This chapter is partly based on the study ‘Factual report – Work Package 1: Overall market dynamics and their inﬂuence on the port sector’ commissioned by the European Sea Ports Organization (Notteboom & Winkelmans, 2004). Devolution, Port Governance and Port Performance Research in Transportation Economics, Volume 17, 29–52 Copyright r 2007 by Elsevier Ltd. 1016/S0739-8859(06)17002-X 29 30 THEO NOTTEBOOM 1. INTRODUCTION The market environment in which seaports operate is changing. Ports are confronted with changing economic and logistics systems.
Peters, H. J. F. (2001). Developments in global seatrade and container shipping markets: Their effects on the port industry and private sector involvement.
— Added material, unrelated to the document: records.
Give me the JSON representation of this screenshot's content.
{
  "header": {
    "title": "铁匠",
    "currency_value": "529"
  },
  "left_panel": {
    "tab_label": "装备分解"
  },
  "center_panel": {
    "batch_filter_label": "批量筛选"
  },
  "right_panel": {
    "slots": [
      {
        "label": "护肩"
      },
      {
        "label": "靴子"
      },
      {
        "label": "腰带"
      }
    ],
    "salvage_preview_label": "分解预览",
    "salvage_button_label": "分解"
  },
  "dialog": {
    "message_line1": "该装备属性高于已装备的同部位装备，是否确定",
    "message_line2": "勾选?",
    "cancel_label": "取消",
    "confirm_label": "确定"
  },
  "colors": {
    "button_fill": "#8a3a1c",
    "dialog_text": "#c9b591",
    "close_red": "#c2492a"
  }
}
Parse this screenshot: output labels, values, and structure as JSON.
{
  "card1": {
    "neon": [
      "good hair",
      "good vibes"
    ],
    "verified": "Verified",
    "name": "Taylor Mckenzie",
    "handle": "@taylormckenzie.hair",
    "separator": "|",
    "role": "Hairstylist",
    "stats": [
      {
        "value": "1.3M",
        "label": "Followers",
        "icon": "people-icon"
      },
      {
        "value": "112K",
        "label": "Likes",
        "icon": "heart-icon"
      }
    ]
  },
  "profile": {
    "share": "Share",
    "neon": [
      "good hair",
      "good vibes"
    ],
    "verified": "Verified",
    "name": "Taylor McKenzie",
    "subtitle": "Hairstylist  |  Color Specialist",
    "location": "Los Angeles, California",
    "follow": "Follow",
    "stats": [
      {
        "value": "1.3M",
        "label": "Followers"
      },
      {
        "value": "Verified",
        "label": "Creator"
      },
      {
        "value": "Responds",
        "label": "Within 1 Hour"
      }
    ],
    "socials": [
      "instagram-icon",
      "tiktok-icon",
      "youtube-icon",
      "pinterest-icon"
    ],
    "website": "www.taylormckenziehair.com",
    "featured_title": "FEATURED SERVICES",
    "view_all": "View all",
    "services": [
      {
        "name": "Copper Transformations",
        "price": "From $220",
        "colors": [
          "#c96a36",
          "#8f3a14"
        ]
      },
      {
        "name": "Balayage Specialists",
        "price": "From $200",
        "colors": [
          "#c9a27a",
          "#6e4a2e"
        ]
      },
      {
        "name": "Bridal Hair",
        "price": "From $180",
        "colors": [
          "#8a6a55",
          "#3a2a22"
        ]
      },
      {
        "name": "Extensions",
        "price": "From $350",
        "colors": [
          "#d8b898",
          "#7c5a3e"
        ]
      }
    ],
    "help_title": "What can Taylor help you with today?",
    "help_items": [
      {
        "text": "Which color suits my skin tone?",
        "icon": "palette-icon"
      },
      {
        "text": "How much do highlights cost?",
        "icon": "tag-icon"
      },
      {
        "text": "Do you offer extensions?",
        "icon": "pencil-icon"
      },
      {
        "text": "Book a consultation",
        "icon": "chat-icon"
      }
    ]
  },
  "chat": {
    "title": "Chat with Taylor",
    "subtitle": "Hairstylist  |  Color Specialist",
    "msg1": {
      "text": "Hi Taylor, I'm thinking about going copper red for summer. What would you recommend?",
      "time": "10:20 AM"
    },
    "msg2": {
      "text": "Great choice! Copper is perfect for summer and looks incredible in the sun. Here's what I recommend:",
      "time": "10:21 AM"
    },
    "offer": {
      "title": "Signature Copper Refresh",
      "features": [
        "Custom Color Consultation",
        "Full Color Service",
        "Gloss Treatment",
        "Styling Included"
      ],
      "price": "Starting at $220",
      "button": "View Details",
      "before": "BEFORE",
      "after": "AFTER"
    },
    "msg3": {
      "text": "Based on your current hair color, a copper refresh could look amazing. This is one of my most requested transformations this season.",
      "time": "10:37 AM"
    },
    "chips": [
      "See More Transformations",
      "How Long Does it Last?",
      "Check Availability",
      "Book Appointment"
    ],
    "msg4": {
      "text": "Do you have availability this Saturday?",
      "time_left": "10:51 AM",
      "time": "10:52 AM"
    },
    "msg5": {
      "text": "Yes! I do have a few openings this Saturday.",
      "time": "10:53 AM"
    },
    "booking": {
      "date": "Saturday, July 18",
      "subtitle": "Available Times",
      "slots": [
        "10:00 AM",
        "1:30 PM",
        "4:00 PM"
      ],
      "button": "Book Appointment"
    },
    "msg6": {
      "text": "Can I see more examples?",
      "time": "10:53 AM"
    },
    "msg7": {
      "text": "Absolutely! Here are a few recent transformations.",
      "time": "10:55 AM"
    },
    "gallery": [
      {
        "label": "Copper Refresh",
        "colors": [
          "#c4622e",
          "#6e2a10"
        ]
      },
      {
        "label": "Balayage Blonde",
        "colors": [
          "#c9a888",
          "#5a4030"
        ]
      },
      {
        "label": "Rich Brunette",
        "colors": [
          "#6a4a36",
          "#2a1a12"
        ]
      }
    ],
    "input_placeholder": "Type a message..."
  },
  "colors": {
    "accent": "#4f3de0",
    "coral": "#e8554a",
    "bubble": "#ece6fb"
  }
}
International Journal of Maritime Economics, 3, 3–26. , & Mulder, N. (1993). Partnerships, devolution and power-sharing: Issues and implications for management. Optimum, The Journal of Public Sector Management, 24(3), 27–48. Starkie, D. N. , & Thompson, D. J. (1985). The airports policy white paper: Privatisation and regulation. Fiscal Studies, 6(4), 30–41.
The chapter develops a framework for analysing conﬂicts of interest, a problem of particular importance in the port industry as global transport players are not ‘‘embedded’’ in one port but serve globally diverse constituencies. De Langen argues that cluster governance is a potential source of competitive advantage for a port, a conclusion that many ports currently developing stakeholder management processes will ﬁnd of interest. He concludes with a research agenda that will be of interest to academics and practitioners in ports with large maritime clusters and a predisposition to stakeholder management.